A doctor, a judge and a choreographer walk into a room… Not the opening for a shaggy dog story, but components of the Dr. Kerry English Creative Fellowship. The newly announced fellowship provides five years of funding for Foster Up, a program from Heidi Duckler Dance using the arts to help youth transitioning out of foster care.
The long-time head of Martin Luther King Medical Center’s pediatric department, Dr. Kerry English died of ALS in April. His widow Olga Garay-English established the new fellowship in his name, committing to provide $15,000 annually for five years to Foster Up.
Garay-English described the fellowship as reflecting her late husband’s two greatest passions—children and the arts, especially theater. She is no stranger to the arts in her own right, having headed the LA City Cultural Affairs Department and served as the Ford Theaters’ interim head where she crossed paths with choreographer Heidi Duckler years before Duckler and her company began their current artists residency at the MLK Medical Center.
The judge involved is the Hon. Martha Matthews, a judge at the court supervising children in foster care who provided valuable perspective and advice in the development of the fellowship program. Two students will be funded by the six month Fellowship. The committee also will select two artists to teach and mentor.
In a recent interview, Duckler described how the new fellowship provides important support that will help further the mission of Foster Up.
“Foster children are some of the most vulnerable in our society. While they are in foster care there is court and county oversight, until the day they turn 18 and suddenly they are out of foster care, often without much transition or preparation for becoming an adult,” Duckler explained. “The fellowship reflects the doctor and his wife’s deep roots in L.A., their devotion to L.A. arts, and their deep commitment to the vulnerable youth in foster care,” she added.
Duckler sees the fellowship as supporting needed innovation in the youth foster care sphere and critical to the long-term growth of the youth.
“I believe exposure to the arts is a key to assuring young people in foster care that they can make a strong, successful transition to adulthood, and hopefully equip them to break free from the intergenerational cycle of foster care, poverty, and hopelessness.” Duckler said. “With the additional isolating factor of the pandemic, the need for support has never been as critical as now,” she added.
While the HDD artists residency is centered at the MLK medical campus, Duckler and her company also have been involved with the surrounding Watts-Willowbrook community. Well-attended outdoor performances on the MLK campus have introduced HDD’s site specific artistry to the community and other HDD programs have involved school children with elements of performance.
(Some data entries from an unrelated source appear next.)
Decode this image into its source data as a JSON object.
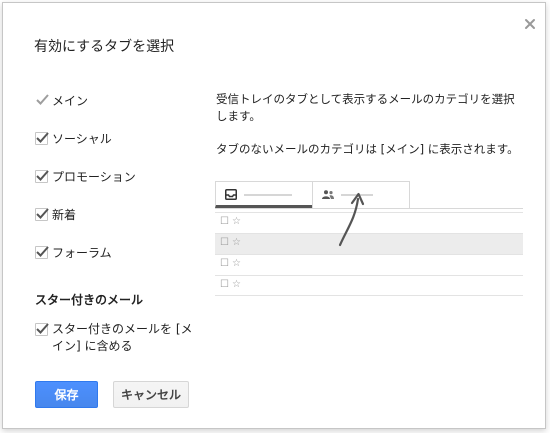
{
  "dialog": {
    "title": "有効にするタブを選択"
  },
  "categories": [
    {
      "label": "メイン",
      "checked": true,
      "disabled": true
    },
    {
      "label": "ソーシャル",
      "checked": true,
      "disabled": false
    },
    {
      "label": "プロモーション",
      "checked": true,
      "disabled": false
    },
    {
      "label": "新着",
      "checked": true,
      "disabled": false
    },
    {
      "label": "フォーラム",
      "checked": true,
      "disabled": false
    }
  ],
  "starred": {
    "section_title": "スター付きのメール",
    "option_label": "スター付きのメールを [メイン] に含める",
    "checked": true
  },
  "description": {
    "line1": "受信トレイのタブとして表示するメールのカテゴリを選択します。",
    "line2": "タブのないメールのカテゴリは [メイン] に表示されます。"
  },
  "preview": {
    "tabs": [
      {
        "icon": "inbox-icon",
        "active": true
      },
      {
        "icon": "people-icon",
        "active": false
      }
    ],
    "row_glyphs": "☐☆",
    "rows": [
      {
        "read": false
      },
      {
        "read": true
      },
      {
        "read": false
      },
      {
        "read": false
      }
    ]
  },
  "buttons": {
    "save": "保存",
    "cancel": "キャンセル"
  },
  "colors": {
    "primary": "#4d90fe",
    "checkmark": "#555555",
    "disabled_checkmark": "#9e9e9e"
  }
}
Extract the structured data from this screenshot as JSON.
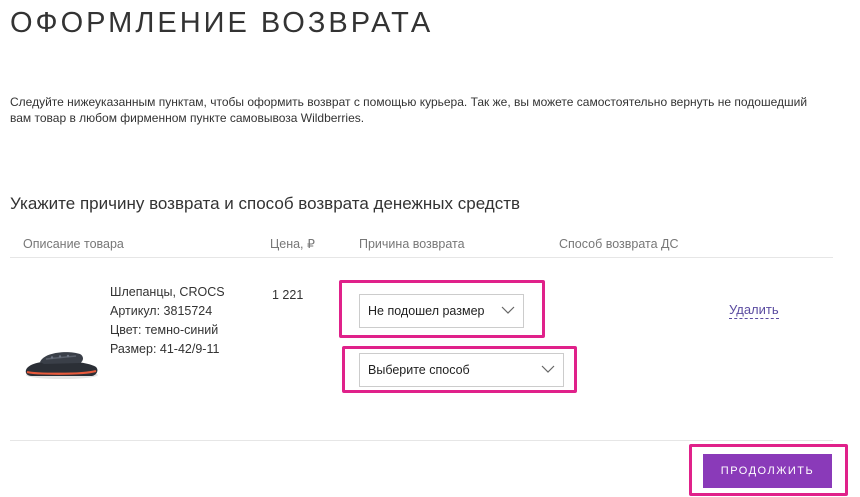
{
  "page": {
    "title": "ОФОРМЛЕНИЕ ВОЗВРАТА",
    "intro": "Следуйте нижеуказанным пунктам, чтобы оформить возврат с помощью курьера. Так же, вы можете самостоятельно вернуть не подошедший вам товар в любом фирменном пункте самовывоза Wildberries."
  },
  "section": {
    "title": "Укажите причину возврата и способ возврата денежных средств"
  },
  "table": {
    "headers": {
      "description": "Описание товара",
      "price": "Цена, ₽",
      "reason": "Причина возврата",
      "method": "Способ возврата ДС"
    },
    "rows": [
      {
        "name": "Шлепанцы, CROCS",
        "article": "Артикул: 3815724",
        "color": "Цвет: темно-синий",
        "size": "Размер: 41-42/9-11",
        "price": "1 221",
        "reason_selected": "Не подошел размер",
        "method_selected": "Выберите способ",
        "delete_label": "Удалить"
      }
    ]
  },
  "actions": {
    "continue_label": "продолжить"
  },
  "icons": {
    "select_arrow": "chevron-down-icon",
    "product_image": "slipper-image"
  },
  "colors": {
    "accent": "#8a3ab9",
    "highlight": "#e0218a",
    "link": "#5a4ba0"
  }
}
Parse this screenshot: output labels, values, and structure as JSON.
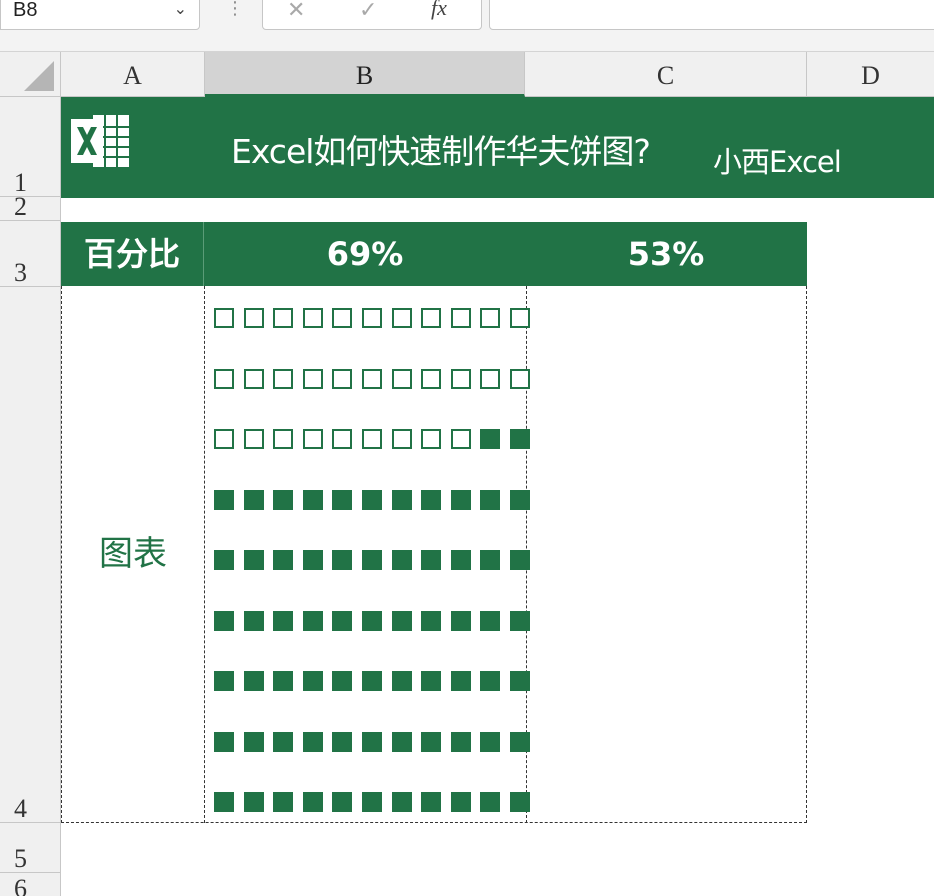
{
  "formula_bar": {
    "name_box": "B8",
    "name_box_arrow": "⌄",
    "separator": "⋮",
    "cancel_icon": "✕",
    "enter_icon": "✓",
    "fx_label": "fx"
  },
  "columns": [
    "A",
    "B",
    "C",
    "D"
  ],
  "rows": [
    "1",
    "2",
    "3",
    "4",
    "5",
    "6"
  ],
  "title_banner": {
    "title": "Excel如何快速制作华夫饼图?",
    "brand": "小西Excel",
    "logo": "excel-logo-icon"
  },
  "table": {
    "header_label": "百分比",
    "percent_b": "69%",
    "percent_c": "53%",
    "chart_label": "图表"
  },
  "waffle": {
    "value": 0.69,
    "rows": 9,
    "cols": 11,
    "filled_color": "#217346",
    "empty_symbol": "□",
    "filled_symbol": "■"
  },
  "colors": {
    "accent": "#217346",
    "header_bg": "#f0f0f0",
    "selected_col": "#d3d3d3"
  }
}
Even before the fellowship, Duckler’s company had partnered with two community-based groups To Raise a Child and The Right Way Foundation in the Foster Up program.
The initial fellowship artist recipients will be selected in September with the RFQ (Request for Qualifications) available starting September 10. The two debut fellowships are open to artists with a focus on dance, theater, or poetry as well as an interdisciplinary combination. The student fellowships are open to those from foster care, age 18 to 24. The selection panel includes a diverse group of artists and medical professionals drawn from and involved with the MLK Medical Center and its surrounding community.
The student fellowship will provide some living expenses for six months. Duckler stressed that while financial support is limited to the two fellowship students, the Foster Up program is open to all youths transitioning out of foster care. Duckler and her collaborators view the fellowship as just the start of efforts to expand the program and to secure additional funding to underwrite participating artists and assist other youth exiting foster care. For Duckler and her collaborators the fellowship and the five year commitment are a strong assist in demonstrating the value of Foster UP and the best way to attract additional financial support for future Foster Up participants.
With the current pandemic, the operation plan for the program is fluid. “As part of the artist’s residency at MLK, we have use of two rooms as studios or classrooms which we planned as the site for Foster Up program activities. However, if Covid–19 concerns extend into the fall, we have contingency plans to begin online,” Duckler explained. With their background in site specific performance, improvisational response to unexpected encounters is something Heidi Duckler Dance definitely knows how to handle.